__Entries supplied__:
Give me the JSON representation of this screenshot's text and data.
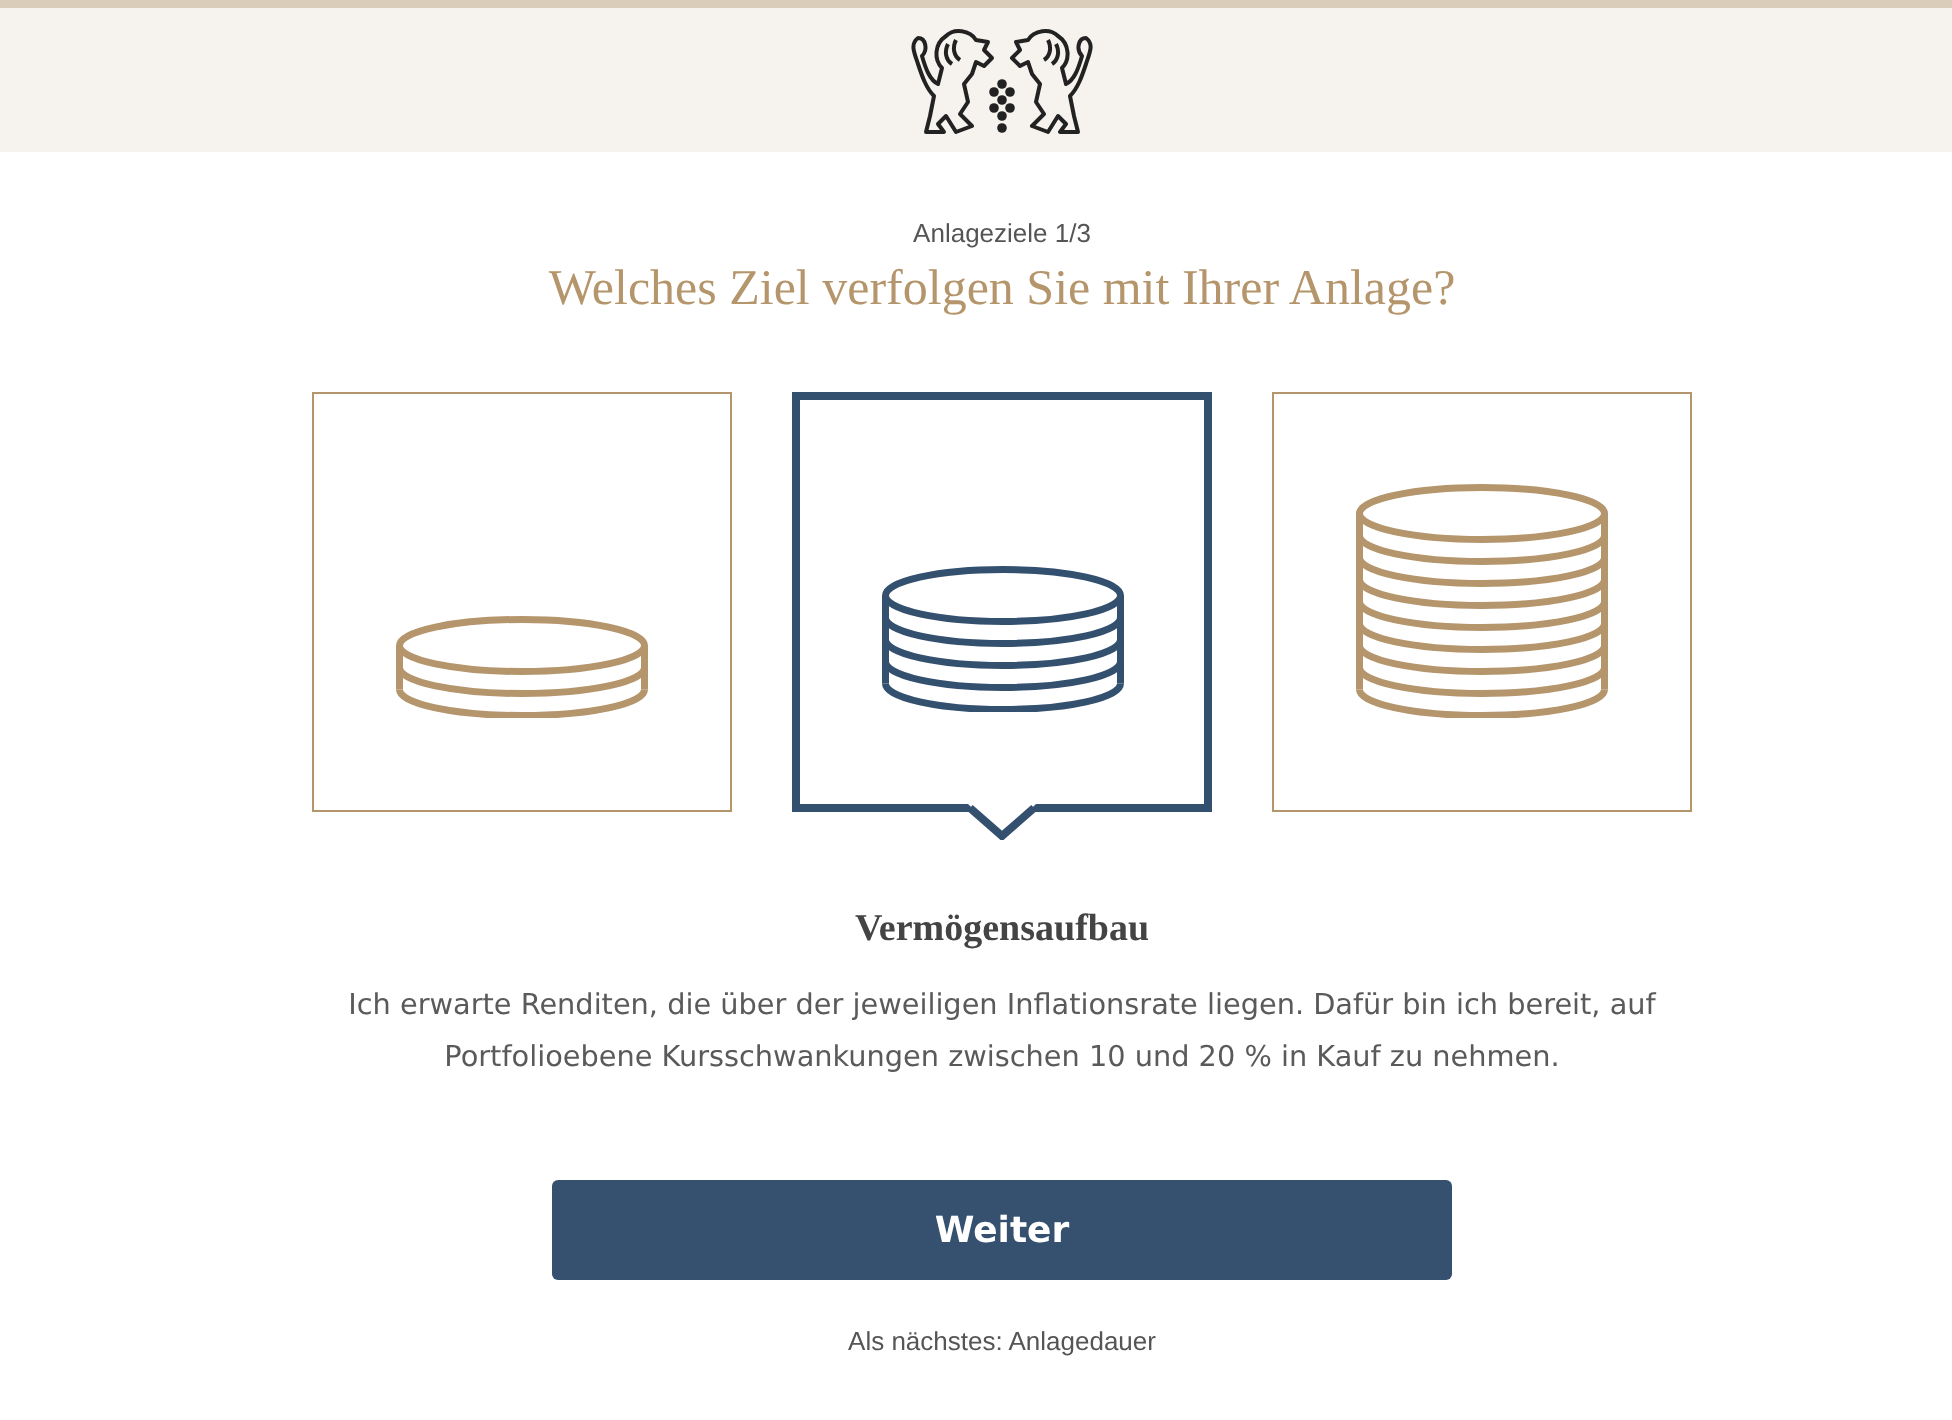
{
  "step_label": "Anlageziele 1/3",
  "question": "Welches Ziel verfolgen Sie mit Ihrer Anlage?",
  "options": [
    {
      "kind": "small",
      "selected": false
    },
    {
      "kind": "medium",
      "selected": true
    },
    {
      "kind": "large",
      "selected": false
    }
  ],
  "selected_option": {
    "title": "Vermögensaufbau",
    "description": "Ich erwarte Renditen, die über der jeweiligen Inflationsrate liegen. Dafür bin ich bereit, auf Portfolioebene Kursschwankungen zwischen 10 und 20 % in Kauf zu nehmen."
  },
  "next_button": "Weiter",
  "next_step": "Als nächstes: Anlagedauer"
}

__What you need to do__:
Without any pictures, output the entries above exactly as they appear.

__Answer below__:
Give me the JSON representation of this screenshot's text and data.
{
  "step_label": "Anlageziele 1/3",
  "question": "Welches Ziel verfolgen Sie mit Ihrer Anlage?",
  "options": [
    {
      "kind": "small",
      "selected": false
    },
    {
      "kind": "medium",
      "selected": true
    },
    {
      "kind": "large",
      "selected": false
    }
  ],
  "selected_option": {
    "title": "Vermögensaufbau",
    "description": "Ich erwarte Renditen, die über der jeweiligen Inflationsrate liegen. Dafür bin ich bereit, auf Portfolioebene Kursschwankungen zwischen 10 und 20 % in Kauf zu nehmen."
  },
  "next_button": "Weiter",
  "next_step": "Als nächstes: Anlagedauer"
}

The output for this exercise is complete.